Rosner: Often, this sensitive information includes vital signs of the remote patient so security and privacy concerns must be addressed. We’re working to address these concerns by enabling point-to-point and end-to-end mechanisms to ensure confidentiality, integrity, and availability of the communicated health information.

VPN Haus: What are you doing to secure data transfer?

Rosner: We dedicated a group of pros to tackle this issue, referred to as the End-to-End Security Task Force. This team focuses mainly on identifying appropriate standards to address transaction level security.  In 2009, we issued our Version 1 architectural specifications which addressed security and privacy issues focused on Personal Area Network (PAN) and Health Record Network (HRN) interfaces. We updated that with last year’s release of the Version 2010 guidelines, adding significant security features for the Wide Area Network (WAN) and Local Area Network (LAN) interfaces.  For the most part, this addressed point-to-point security issues thereby ensuring that the delivery of sensitive health information across our architecture preserves confidentiality, integrity and authenticity.
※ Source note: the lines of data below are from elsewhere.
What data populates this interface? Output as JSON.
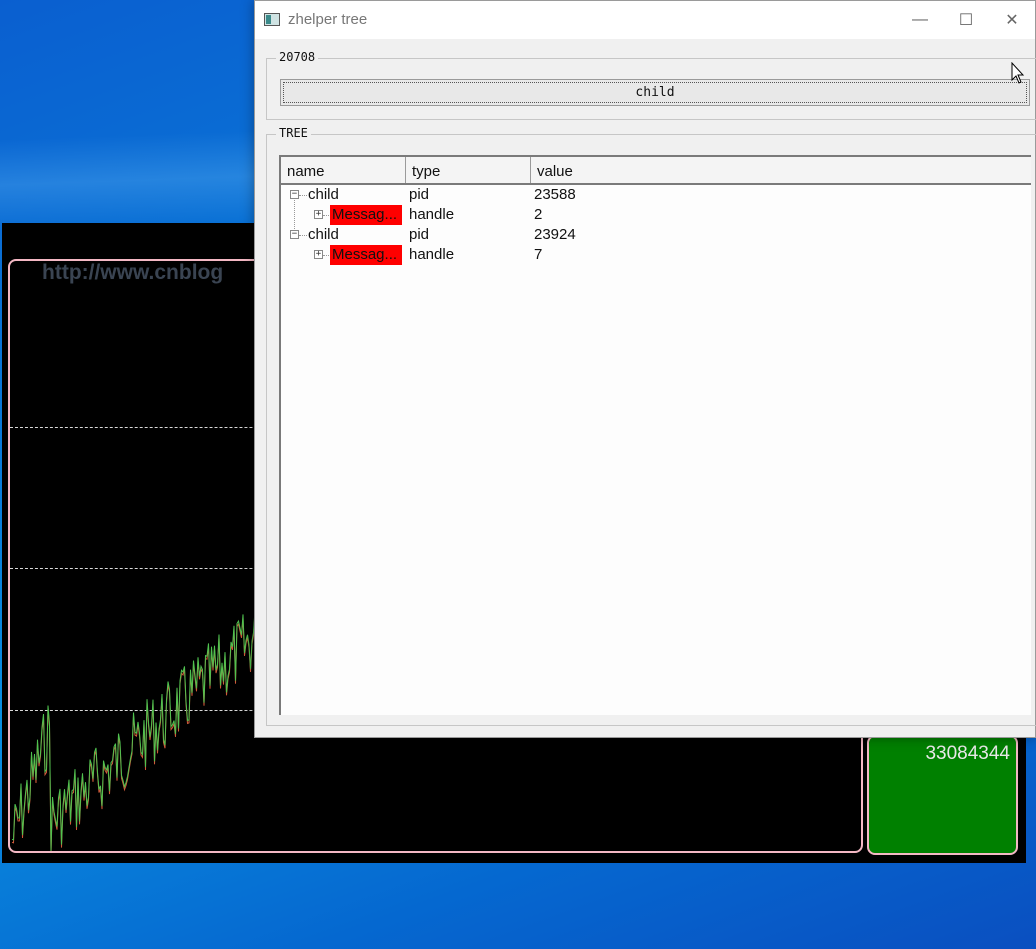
{
  "background_window": {
    "watermark": "http://www.cnblog",
    "counter": "33084344"
  },
  "window": {
    "title": "zhelper tree",
    "controls": {
      "minimize": "—",
      "maximize": "☐",
      "close": "✕"
    },
    "group_top_label": "20708",
    "child_button": "child",
    "group_tree_label": "TREE",
    "columns": [
      "name",
      "type",
      "value"
    ],
    "rows": [
      {
        "name": "child",
        "type": "pid",
        "value": "23588"
      },
      {
        "name": "Messag...",
        "type": "handle",
        "value": "2"
      },
      {
        "name": "child",
        "type": "pid",
        "value": "23924"
      },
      {
        "name": "Messag...",
        "type": "handle",
        "value": "7"
      }
    ]
  },
  "colors": {
    "desktop": "#0a7ad8",
    "chart_bg": "#000000",
    "chart_frame": "#f4b8c4",
    "counter_box": "#008000",
    "highlight": "#ff0000"
  }
}
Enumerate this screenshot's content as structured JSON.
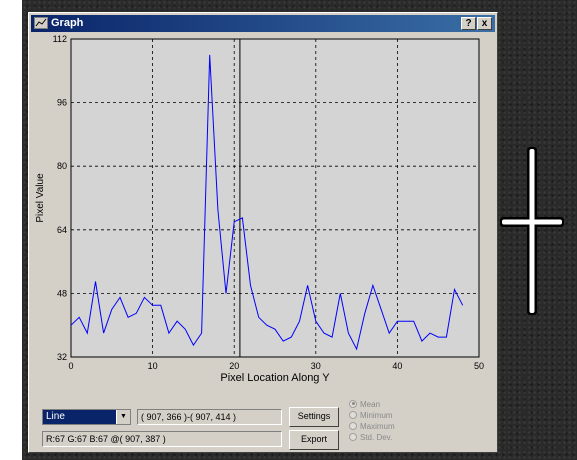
{
  "window": {
    "title": "Graph",
    "help_label": "?",
    "close_label": "x"
  },
  "chart_data": {
    "type": "line",
    "title": "",
    "xlabel": "Pixel Location Along Y",
    "ylabel": "Pixel Value",
    "xlim": [
      0,
      50
    ],
    "ylim": [
      32,
      112
    ],
    "x_ticks": [
      0,
      10,
      20,
      30,
      40,
      50
    ],
    "y_ticks": [
      32,
      48,
      64,
      80,
      96,
      112
    ],
    "grid": true,
    "cursor_x": 20.7,
    "colors": {
      "line": "#0000ff",
      "plot_bg": "#d4d4d4",
      "cursor": "#000000"
    },
    "series": [
      {
        "x": [
          0,
          1,
          2,
          3,
          4,
          5,
          6,
          7,
          8,
          9,
          10,
          11,
          12,
          13,
          14,
          15,
          16,
          17,
          18,
          19,
          20,
          21,
          22,
          23,
          24,
          25,
          26,
          27,
          28,
          29,
          30,
          31,
          32,
          33,
          34,
          35,
          36,
          37,
          38,
          39,
          40,
          41,
          42,
          43,
          44,
          45,
          46,
          47,
          48
        ],
        "values": [
          40,
          42,
          38,
          51,
          38,
          44,
          47,
          42,
          43,
          47,
          45,
          45,
          38,
          41,
          39,
          35,
          38,
          108,
          69,
          48,
          66,
          67,
          50,
          42,
          40,
          39,
          36,
          37,
          41,
          50,
          41,
          38,
          37,
          48,
          38,
          34,
          43,
          50,
          44,
          38,
          41,
          41,
          41,
          36,
          38,
          37,
          37,
          49,
          45
        ]
      }
    ]
  },
  "controls": {
    "mode_value": "Line",
    "coords_text": "( 907, 366 )-( 907, 414 )",
    "pixel_text": "R:67 G:67 B:67 @( 907, 387 )",
    "settings_label": "Settings",
    "export_label": "Export",
    "radio_options": [
      "Mean",
      "Minimum",
      "Maximum",
      "Std. Dev."
    ],
    "radio_selected": 0
  }
}
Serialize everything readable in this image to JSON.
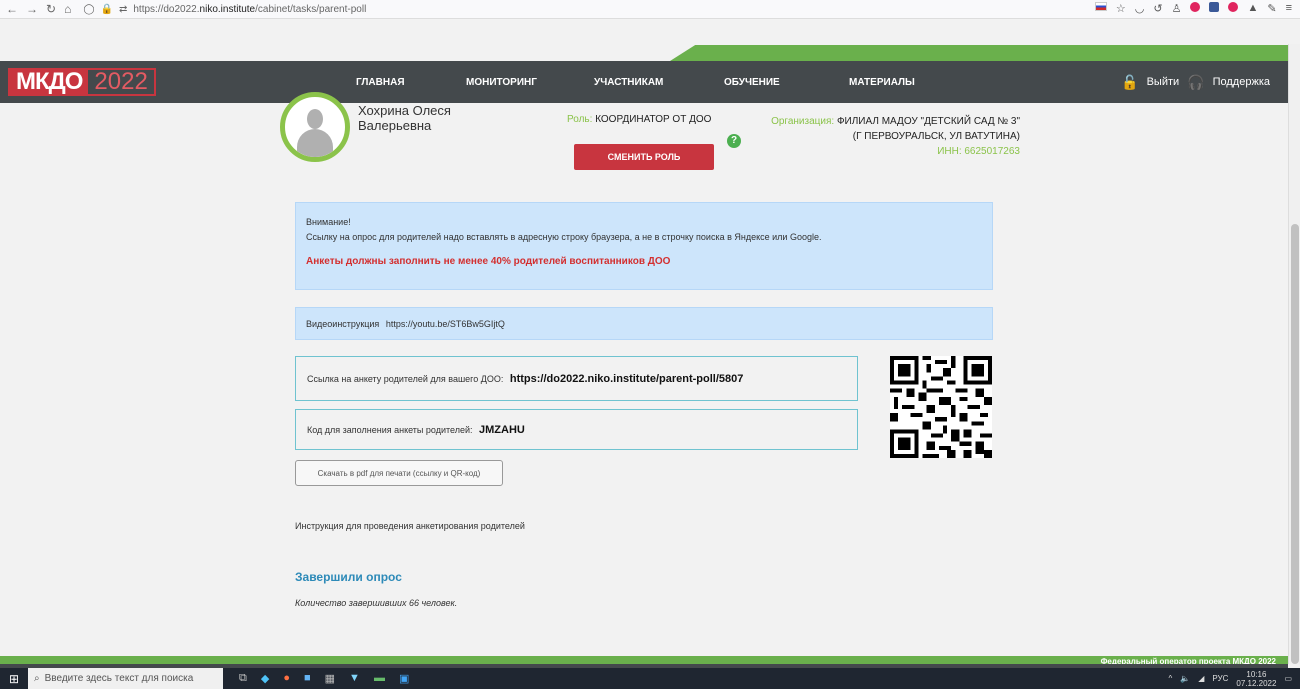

Our current scope is to address several security issues from the device to the gateway to the electronic health record with our 2011 Design Guidelines scheduled for release later this year, namely providing security-related specifications focusing on identity management, integrity and data origin authentication, and consent management.

Stayed tuned for Part 2 of our conversation with Rosner.